- [Task goal]
Word for word, reproduce every line of the data below.

- [Material provided]
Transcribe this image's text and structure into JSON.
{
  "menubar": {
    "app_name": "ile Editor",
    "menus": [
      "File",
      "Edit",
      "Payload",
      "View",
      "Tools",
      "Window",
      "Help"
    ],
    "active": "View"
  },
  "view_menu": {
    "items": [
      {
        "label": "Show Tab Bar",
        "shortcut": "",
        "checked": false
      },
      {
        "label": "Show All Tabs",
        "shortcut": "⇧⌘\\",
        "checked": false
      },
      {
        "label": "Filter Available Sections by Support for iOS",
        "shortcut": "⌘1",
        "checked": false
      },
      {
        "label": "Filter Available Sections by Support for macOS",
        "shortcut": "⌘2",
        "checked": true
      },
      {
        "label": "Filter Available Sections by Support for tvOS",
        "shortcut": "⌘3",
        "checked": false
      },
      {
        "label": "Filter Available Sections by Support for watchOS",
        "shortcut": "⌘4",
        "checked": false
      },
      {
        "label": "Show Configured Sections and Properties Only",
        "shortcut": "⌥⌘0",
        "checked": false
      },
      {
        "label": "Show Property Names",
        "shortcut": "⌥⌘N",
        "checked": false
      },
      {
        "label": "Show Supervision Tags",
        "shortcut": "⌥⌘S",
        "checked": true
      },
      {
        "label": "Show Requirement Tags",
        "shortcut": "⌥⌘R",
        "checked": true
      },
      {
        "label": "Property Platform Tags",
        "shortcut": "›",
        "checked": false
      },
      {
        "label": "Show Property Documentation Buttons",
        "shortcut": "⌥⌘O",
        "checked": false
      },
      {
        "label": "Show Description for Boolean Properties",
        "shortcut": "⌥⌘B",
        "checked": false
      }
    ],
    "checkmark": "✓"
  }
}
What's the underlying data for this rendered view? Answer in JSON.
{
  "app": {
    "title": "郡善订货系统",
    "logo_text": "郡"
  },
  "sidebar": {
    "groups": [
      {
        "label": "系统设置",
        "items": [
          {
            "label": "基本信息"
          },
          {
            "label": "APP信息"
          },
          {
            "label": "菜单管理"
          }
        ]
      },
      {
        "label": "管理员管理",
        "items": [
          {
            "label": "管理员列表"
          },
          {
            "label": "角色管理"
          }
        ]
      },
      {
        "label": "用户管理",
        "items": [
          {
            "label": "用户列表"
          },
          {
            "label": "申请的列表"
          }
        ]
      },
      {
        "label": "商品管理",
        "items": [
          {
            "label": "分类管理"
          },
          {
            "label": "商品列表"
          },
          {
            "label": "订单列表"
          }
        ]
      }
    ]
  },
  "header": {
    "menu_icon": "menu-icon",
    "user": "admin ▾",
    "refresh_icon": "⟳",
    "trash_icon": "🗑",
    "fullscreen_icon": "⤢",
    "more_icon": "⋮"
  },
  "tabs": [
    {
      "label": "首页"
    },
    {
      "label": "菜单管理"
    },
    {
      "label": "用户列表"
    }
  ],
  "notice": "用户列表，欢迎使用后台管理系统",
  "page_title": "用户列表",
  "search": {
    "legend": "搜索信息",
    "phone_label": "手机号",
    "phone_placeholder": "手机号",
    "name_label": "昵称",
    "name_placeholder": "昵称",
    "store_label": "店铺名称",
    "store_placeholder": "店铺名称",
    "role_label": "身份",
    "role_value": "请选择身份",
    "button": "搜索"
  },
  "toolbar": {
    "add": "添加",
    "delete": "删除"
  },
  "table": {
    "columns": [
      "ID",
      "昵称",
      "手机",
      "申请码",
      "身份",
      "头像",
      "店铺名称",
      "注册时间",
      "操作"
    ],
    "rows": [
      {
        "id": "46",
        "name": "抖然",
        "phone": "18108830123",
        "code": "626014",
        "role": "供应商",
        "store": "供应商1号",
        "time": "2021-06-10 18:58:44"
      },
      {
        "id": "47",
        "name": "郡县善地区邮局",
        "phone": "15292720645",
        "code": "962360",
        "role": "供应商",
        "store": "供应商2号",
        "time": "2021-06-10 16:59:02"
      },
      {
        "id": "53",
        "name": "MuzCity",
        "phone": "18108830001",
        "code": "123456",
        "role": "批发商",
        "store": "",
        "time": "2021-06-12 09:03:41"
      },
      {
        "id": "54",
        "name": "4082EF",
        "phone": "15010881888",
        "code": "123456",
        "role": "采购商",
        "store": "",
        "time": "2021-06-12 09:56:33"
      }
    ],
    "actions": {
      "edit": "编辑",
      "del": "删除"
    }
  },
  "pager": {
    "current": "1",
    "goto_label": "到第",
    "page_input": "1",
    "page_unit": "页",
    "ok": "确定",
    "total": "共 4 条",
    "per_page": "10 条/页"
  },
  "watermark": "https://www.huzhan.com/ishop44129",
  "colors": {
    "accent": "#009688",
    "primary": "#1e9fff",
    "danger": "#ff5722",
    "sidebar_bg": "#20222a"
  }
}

- [Finished exercise]
Transcribe this image's text and structure into JSON.
{
  "menubar": {
    "app_name": "ile Editor",
    "menus": [
      "File",
      "Edit",
      "Payload",
      "View",
      "Tools",
      "Window",
      "Help"
    ],
    "active": "View"
  },
  "view_menu": {
    "items": [
      {
        "label": "Show Tab Bar",
        "shortcut": "",
        "checked": false
      },
      {
        "label": "Show All Tabs",
        "shortcut": "⇧⌘\\",
        "checked": false
      },
      {
        "label": "Filter Available Sections by Support for iOS",
        "shortcut": "⌘1",
        "checked": false
      },
      {
        "label": "Filter Available Sections by Support for macOS",
        "shortcut": "⌘2",
        "checked": true
      },
      {
        "label": "Filter Available Sections by Support for tvOS",
        "shortcut": "⌘3",
        "checked": false
      },
      {
        "label": "Filter Available Sections by Support for watchOS",
        "shortcut": "⌘4",
        "checked": false
      },
      {
        "label": "Show Configured Sections and Properties Only",
        "shortcut": "⌥⌘0",
        "checked": false
      },
      {
        "label": "Show Property Names",
        "shortcut": "⌥⌘N",
        "checked": false
      },
      {
        "label": "Show Supervision Tags",
        "shortcut": "⌥⌘S",
        "checked": true
      },
      {
        "label": "Show Requirement Tags",
        "shortcut": "⌥⌘R",
        "checked": true
      },
      {
        "label": "Property Platform Tags",
        "shortcut": "›",
        "checked": false
      },
      {
        "label": "Show Property Documentation Buttons",
        "shortcut": "⌥⌘O",
        "checked": false
      },
      {
        "label": "Show Description for Boolean Properties",
        "shortcut": "⌥⌘B",
        "checked": false
      }
    ],
    "checkmark": "✓"
  }
}
What's the underlying data for this rendered view? Answer in JSON.
{
  "app": {
    "title": "郡善订货系统",
    "logo_text": "郡"
  },
  "sidebar": {
    "groups": [
      {
        "label": "系统设置",
        "items": [
          {
            "label": "基本信息"
          },
          {
            "label": "APP信息"
          },
          {
            "label": "菜单管理"
          }
        ]
      },
      {
        "label": "管理员管理",
        "items": [
          {
            "label": "管理员列表"
          },
          {
            "label": "角色管理"
          }
        ]
      },
      {
        "label": "用户管理",
        "items": [
          {
            "label": "用户列表"
          },
          {
            "label": "申请的列表"
          }
        ]
      },
      {
        "label": "商品管理",
        "items": [
          {
            "label": "分类管理"
          },
          {
            "label": "商品列表"
          },
          {
            "label": "订单列表"
          }
        ]
      }
    ]
  },
  "header": {
    "menu_icon": "menu-icon",
    "user": "admin ▾",
    "refresh_icon": "⟳",
    "trash_icon": "🗑",
    "fullscreen_icon": "⤢",
    "more_icon": "⋮"
  },
  "tabs": [
    {
      "label": "首页"
    },
    {
      "label": "菜单管理"
    },
    {
      "label": "用户列表"
    }
  ],
  "notice": "用户列表，欢迎使用后台管理系统",
  "page_title": "用户列表",
  "search": {
    "legend": "搜索信息",
    "phone_label": "手机号",
    "phone_placeholder": "手机号",
    "name_label": "昵称",
    "name_placeholder": "昵称",
    "store_label": "店铺名称",
    "store_placeholder": "店铺名称",
    "role_label": "身份",
    "role_value": "请选择身份",
    "button": "搜索"
  },
  "toolbar": {
    "add": "添加",
    "delete": "删除"
  },
  "table": {
    "columns": [
      "ID",
      "昵称",
      "手机",
      "申请码",
      "身份",
      "头像",
      "店铺名称",
      "注册时间",
      "操作"
    ],
    "rows": [
      {
        "id": "46",
        "name": "抖然",
        "phone": "18108830123",
        "code": "626014",
        "role": "供应商",
        "store": "供应商1号",
        "time": "2021-06-10 18:58:44"
      },
      {
        "id": "47",
        "name": "郡县善地区邮局",
        "phone": "15292720645",
        "code": "962360",
        "role": "供应商",
        "store": "供应商2号",
        "time": "2021-06-10 16:59:02"
      },
      {
        "id": "53",
        "name": "MuzCity",
        "phone": "18108830001",
        "code": "123456",
        "role": "批发商",
        "store": "",
        "time": "2021-06-12 09:03:41"
      },
      {
        "id": "54",
        "name": "4082EF",
        "phone": "15010881888",
        "code": "123456",
        "role": "采购商",
        "store": "",
        "time": "2021-06-12 09:56:33"
      }
    ],
    "actions": {
      "edit": "编辑",
      "del": "删除"
    }
  },
  "pager": {
    "current": "1",
    "goto_label": "到第",
    "page_input": "1",
    "page_unit": "页",
    "ok": "确定",
    "total": "共 4 条",
    "per_page": "10 条/页"
  },
  "watermark": "https://www.huzhan.com/ishop44129",
  "colors": {
    "accent": "#009688",
    "primary": "#1e9fff",
    "danger": "#ff5722",
    "sidebar_bg": "#20222a"
  }
}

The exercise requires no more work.